Steven Kruijswijk almost won the Giro d’Italia a few years back. He’s not planning on making the same catastrophic mistakes he made in the Italian Grand Tour. He’s been riding smart and up front but has yet to put the hammer down.
Pros: Kruijswijk has two powerful helpers in the Alps: Laurens de Pus and George Bennett. These two guys are scaring Ineos like they’ve never been scared before. Which is fun for cycling fans and even better for the Jumbo-Visma captain. He’s made a decision to save every ounce of energy for week three. Can he get the job done?
Cons: See the previously mentioned Giro disaster. Did Kruijswijk miss an opportunity to be more aggressive in the Pyrenees? Does he have the personality to handle the pressure and expectation? It’s one thing to be in the front group and quite another to be the boss.
That brings us to our final contestant: Egan Bernal, Ineos Plan B or Plan A depending on what team boss David Brailsford had for breakfast. The kid is sensational and looked marginally stronger than his teammate Thomas in the Pyrenees.
Pros: We are going over 2000 meters in elevation multiple times. That is a birthday party for a climber from Colombia. If there is one rider who will thrive in these oxygen-deprived conditions, it’s Bernal. He also hasn’t crashed multiple times like Thomas which gives him another potential bump in performance.

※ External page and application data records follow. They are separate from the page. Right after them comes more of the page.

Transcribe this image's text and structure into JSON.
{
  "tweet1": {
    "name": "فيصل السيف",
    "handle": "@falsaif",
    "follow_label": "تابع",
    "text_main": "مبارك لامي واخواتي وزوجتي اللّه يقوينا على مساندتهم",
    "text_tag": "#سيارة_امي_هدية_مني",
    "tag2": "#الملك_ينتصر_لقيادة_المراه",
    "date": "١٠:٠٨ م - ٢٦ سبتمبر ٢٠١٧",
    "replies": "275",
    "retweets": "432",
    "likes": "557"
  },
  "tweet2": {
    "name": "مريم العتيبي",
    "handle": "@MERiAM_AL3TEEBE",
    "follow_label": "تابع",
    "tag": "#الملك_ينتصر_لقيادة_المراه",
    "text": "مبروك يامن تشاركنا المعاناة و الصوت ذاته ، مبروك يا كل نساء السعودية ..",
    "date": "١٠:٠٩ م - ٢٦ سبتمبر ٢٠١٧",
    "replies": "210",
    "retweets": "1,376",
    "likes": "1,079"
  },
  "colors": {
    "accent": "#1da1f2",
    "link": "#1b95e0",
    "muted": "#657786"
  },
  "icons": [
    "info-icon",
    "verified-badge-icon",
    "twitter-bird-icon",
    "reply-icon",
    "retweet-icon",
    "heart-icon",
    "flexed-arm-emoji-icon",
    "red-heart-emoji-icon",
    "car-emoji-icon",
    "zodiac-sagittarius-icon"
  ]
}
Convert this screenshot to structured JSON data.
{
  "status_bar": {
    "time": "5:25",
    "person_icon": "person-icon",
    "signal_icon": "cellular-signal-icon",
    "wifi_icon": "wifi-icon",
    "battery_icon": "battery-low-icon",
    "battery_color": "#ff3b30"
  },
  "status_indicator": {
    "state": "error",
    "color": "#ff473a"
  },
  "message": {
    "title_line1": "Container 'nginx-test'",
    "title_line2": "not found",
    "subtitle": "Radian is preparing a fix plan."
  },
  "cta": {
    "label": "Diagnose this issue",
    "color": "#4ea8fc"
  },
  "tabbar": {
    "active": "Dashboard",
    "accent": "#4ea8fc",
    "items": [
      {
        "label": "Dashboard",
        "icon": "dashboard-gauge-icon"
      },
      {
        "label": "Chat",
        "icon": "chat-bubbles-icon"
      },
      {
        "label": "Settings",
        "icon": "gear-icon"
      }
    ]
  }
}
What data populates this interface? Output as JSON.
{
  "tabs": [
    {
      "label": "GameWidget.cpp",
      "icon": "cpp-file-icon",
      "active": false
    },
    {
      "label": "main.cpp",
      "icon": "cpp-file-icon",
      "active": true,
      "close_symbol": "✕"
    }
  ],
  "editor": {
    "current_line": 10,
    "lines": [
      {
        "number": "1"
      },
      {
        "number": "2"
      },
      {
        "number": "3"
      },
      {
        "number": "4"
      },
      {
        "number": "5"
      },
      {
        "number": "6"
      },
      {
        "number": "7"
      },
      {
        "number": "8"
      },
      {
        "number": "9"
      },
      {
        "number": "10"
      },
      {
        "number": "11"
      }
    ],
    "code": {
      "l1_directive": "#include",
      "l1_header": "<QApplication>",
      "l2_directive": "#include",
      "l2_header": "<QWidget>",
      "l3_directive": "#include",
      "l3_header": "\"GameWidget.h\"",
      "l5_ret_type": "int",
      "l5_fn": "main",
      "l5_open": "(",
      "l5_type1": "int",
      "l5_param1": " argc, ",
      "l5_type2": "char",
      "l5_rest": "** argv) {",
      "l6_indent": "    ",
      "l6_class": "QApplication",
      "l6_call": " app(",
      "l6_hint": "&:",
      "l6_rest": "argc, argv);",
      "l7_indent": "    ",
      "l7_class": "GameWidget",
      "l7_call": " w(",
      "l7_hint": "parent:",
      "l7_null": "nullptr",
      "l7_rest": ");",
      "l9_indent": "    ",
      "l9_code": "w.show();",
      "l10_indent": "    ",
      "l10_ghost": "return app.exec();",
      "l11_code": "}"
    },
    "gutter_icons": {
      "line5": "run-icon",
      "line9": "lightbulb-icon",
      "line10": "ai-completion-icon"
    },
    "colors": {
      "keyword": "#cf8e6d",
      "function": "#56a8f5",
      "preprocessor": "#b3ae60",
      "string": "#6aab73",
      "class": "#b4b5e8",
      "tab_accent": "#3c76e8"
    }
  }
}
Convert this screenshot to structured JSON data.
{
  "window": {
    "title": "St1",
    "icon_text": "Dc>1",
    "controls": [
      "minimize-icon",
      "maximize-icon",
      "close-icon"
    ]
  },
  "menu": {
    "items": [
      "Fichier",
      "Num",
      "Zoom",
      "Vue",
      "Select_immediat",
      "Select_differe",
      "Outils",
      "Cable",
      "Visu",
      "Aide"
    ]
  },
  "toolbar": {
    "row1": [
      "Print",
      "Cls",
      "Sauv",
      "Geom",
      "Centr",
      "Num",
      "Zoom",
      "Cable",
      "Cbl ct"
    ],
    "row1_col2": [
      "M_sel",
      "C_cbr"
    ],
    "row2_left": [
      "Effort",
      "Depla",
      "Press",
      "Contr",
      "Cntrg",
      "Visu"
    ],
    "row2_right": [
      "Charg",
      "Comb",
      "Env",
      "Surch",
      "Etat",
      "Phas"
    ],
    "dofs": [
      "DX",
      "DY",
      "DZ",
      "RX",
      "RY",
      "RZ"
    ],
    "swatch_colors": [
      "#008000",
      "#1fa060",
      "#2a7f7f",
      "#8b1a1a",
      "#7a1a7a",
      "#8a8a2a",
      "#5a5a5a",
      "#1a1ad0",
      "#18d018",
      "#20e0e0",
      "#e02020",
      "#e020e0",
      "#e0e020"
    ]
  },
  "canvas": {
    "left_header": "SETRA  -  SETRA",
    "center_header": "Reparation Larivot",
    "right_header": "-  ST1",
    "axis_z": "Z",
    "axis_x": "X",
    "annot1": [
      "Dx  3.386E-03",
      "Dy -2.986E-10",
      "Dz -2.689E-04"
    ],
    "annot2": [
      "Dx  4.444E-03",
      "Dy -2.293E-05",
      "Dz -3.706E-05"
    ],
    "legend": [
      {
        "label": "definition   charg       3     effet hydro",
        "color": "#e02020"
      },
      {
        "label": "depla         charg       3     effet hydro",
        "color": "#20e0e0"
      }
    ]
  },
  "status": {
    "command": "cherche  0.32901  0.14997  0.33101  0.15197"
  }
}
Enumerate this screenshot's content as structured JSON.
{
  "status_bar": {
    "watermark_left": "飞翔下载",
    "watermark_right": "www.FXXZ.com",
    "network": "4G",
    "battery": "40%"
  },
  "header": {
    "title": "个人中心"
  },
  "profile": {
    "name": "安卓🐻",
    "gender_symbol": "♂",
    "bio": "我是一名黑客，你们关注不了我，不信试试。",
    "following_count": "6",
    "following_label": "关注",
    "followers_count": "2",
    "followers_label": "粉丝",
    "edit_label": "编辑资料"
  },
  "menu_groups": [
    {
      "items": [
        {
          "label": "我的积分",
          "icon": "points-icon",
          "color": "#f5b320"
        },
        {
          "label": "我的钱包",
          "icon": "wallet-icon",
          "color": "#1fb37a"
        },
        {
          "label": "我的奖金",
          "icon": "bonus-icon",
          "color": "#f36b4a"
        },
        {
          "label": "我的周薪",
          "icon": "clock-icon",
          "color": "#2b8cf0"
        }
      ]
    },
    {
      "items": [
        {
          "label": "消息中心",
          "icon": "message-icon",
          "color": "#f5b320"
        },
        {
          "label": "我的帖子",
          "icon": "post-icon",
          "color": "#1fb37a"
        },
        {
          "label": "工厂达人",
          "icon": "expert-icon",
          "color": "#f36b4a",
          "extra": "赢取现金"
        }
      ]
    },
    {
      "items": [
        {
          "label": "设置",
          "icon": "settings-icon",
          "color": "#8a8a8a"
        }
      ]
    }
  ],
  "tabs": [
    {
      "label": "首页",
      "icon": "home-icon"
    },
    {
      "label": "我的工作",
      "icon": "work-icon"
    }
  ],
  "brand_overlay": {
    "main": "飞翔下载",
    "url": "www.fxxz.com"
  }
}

Cons: The guy is a superstar in waiting but it’s still a big jump even with a strong team. Ineos is playing a difficult tactical game in balancing the prospects of Bernal and Thomas. What if they wait too long to give Bernal the green light?
In the end, I have no confidence in picking the winner of the 2019 Tour de France. I’m actually thrilled that I can’t. My heart is pulling for Thibaut Pinot to make history but the logical side of the brain says the consistency, experience and team strength of Ineos bring Geraint Thomas to Paris in yellow.